Top of Source data

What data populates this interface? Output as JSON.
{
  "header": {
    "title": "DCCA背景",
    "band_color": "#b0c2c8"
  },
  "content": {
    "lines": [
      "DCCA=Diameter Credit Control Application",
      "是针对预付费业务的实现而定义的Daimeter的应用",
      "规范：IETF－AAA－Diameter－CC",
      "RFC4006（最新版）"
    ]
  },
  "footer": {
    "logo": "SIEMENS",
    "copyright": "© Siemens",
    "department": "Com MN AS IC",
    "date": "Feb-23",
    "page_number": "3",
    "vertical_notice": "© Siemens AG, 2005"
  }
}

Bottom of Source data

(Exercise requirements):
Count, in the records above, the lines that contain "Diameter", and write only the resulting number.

(Answer for this exercise):
2